Using explanatory frames to clarify the causes of crises in some Arab countries, and pursuing victim-blaming approaches represent an easy way for governments to deny their failures. This comes with catastrophic consequences that in return triggers a series of social crisis and social phenomena. Adopting this rhetoric creates a feeling of collective hate, frustration, and negligence, as well as weakens the sense of belonging and trust in law enforcement and the integrity of the tools of accountability. Accordingly, the pillars of any state and the foundations of the relationship between the ruler and the ruled become distorted.
Despite the fact that the repercussions of such approaches are evident, the reality in some Arab states indicates the presence of factors that enhance the production and acceptability of such explanatory media frameworks, adopted by some governments. The most important of these factors are the following:
1. There is a duplication between the rhetoric of the government and that of the media, as reflected by the degree of similarity between explanations adopted by the press on the one hand, and the concerned authorities on the other. This identification is revealed in the process of echoing the same arguments or quotes, i.e. reiterating, paraphrasing, re-processing, and re-introducing them as an expert's vision and not the government’s justification.
On the contrary, the similarity can be seen siding with the opposing view, where quotes or arguments are refuted by introducing counter-arguments. In either case, the approaches are widely linked with the nature of the dominant media regime, its diversity in terms of ownership, affiliation, orientation, and goals, as well as the governing legislative frameworks and the level of freedom that this regime provides.
In the case of Arab countries, media regimes are different regarding diversity and freedoms. However, the majority of them go mainstream with the current dominant media discourse, which is controlled directly or indirectly by the government, meaning a general tendency to reproduce the explanatory arguments that states launch to exonerate themselves.
2. Societal polarization has dominated the region in the wake of the Arab Spring, especially in the affected countries, where divisions and discord prevailed and became mainstream making the public opinion accept, more easily, explanatory arguments. The pro-government camp is more lenient to accept the justification rhetoric - adopted by some governments, and reproduced by media organizations that are directly or indirectly owned by or allied with these governments, which put the burden of failures on the other, either from the opposition camp or even the victims and people who lost their lives during the crises.
3. Escalating fears of collapse. General unrest which prevailed in some Arab countries in recent years, in addition to the breakdown of the states in Syria, Yemen and Libya have created public panic in other nations in the region which are relatively more stable. This leads to citizens of said countries to experience widespread fear as they are afraid to face the same fate if people oppose, criticize or demand change. These fears force the public into accepting an already dire situation because they worry that they will end up in a worse situation, and even defending a government’s pretexts, all because of the uncertainties of a gloomy fate.
4. Lack of information. Refuting government’s arguments and justifications used by officials and defending the rights of the victims requires sufficient information about the scale, dimensions, and precedents of the crisis or catastrophe, as well as hinges on the existence or lack of ready-made counter-plans and data needed for responding or criticizing.

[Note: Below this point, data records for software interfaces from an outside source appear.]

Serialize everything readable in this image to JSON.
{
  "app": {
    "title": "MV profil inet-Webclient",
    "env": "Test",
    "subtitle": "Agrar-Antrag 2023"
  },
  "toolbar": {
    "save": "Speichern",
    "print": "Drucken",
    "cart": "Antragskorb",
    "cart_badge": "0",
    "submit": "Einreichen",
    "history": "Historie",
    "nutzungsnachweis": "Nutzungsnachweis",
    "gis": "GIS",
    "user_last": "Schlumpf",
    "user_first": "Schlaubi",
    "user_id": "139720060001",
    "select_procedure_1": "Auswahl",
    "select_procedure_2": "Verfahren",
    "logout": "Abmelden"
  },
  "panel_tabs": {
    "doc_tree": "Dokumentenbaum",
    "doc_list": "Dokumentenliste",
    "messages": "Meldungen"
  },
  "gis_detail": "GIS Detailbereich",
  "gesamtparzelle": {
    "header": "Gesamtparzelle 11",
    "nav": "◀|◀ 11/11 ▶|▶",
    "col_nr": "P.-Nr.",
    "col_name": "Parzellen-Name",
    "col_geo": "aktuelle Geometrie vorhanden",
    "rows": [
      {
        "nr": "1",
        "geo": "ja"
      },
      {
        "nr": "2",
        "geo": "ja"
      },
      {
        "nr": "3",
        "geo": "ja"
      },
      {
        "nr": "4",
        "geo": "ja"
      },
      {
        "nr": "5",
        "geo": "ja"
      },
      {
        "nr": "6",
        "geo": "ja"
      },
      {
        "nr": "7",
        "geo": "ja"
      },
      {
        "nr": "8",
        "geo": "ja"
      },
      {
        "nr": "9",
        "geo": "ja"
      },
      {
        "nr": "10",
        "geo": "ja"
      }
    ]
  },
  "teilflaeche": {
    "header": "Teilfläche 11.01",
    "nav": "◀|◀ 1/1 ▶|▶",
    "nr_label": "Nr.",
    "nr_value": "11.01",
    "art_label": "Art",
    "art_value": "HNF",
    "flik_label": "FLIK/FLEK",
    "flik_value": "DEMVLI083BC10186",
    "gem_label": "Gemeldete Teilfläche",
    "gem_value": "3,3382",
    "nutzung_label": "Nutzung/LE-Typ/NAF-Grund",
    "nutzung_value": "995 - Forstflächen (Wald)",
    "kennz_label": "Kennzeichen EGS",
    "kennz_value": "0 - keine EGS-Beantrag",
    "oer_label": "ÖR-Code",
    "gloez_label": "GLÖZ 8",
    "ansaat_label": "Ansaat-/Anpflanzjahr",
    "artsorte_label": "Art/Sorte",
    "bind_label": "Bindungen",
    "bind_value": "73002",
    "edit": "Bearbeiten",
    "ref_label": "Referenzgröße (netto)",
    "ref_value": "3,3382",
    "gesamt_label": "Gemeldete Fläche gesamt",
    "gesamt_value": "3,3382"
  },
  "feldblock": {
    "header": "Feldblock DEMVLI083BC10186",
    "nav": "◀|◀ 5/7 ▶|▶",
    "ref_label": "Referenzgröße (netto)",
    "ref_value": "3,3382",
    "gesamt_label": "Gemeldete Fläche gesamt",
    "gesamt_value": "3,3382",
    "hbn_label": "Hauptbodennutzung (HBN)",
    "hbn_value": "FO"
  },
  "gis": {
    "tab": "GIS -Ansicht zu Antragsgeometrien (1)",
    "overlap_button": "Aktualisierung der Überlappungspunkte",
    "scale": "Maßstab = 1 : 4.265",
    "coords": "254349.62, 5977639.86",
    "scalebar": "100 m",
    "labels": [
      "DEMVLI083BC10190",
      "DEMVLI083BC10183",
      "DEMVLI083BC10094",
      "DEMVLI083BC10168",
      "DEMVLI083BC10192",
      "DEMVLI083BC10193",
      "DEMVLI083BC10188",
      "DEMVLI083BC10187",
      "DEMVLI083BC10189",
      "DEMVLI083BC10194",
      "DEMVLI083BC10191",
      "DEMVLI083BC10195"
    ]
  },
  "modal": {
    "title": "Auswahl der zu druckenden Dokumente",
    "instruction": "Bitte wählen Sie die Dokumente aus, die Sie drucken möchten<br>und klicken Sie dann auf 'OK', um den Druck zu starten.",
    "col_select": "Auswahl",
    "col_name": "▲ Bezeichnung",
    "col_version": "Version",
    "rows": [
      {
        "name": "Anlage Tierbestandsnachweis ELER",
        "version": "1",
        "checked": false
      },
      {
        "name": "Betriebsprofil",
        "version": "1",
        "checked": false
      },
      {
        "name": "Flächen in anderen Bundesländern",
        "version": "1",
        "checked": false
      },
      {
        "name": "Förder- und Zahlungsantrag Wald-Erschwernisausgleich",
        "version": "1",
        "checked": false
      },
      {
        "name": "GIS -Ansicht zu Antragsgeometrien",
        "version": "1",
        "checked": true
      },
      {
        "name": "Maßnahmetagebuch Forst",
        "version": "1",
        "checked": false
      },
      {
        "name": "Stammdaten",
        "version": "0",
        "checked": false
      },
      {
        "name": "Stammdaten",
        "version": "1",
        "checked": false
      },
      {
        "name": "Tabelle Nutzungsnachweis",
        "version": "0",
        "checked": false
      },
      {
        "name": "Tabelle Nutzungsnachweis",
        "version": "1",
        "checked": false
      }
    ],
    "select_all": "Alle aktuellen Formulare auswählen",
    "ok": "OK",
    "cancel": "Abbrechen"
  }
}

Despite these factors that promote explanatory rhetoric used to justify some governments’ inappropriate crisis-management methods, experience reveals that these methods are primitive, fruitless, and often anger public opinion. Particularly because of the spread of new media that helped create societal debate away from factors such as property and belonging that shape the policies and rhetoric of traditional and institutional media outlets, leading the promotion of reproduced arguments and victim-blaming rhetoric.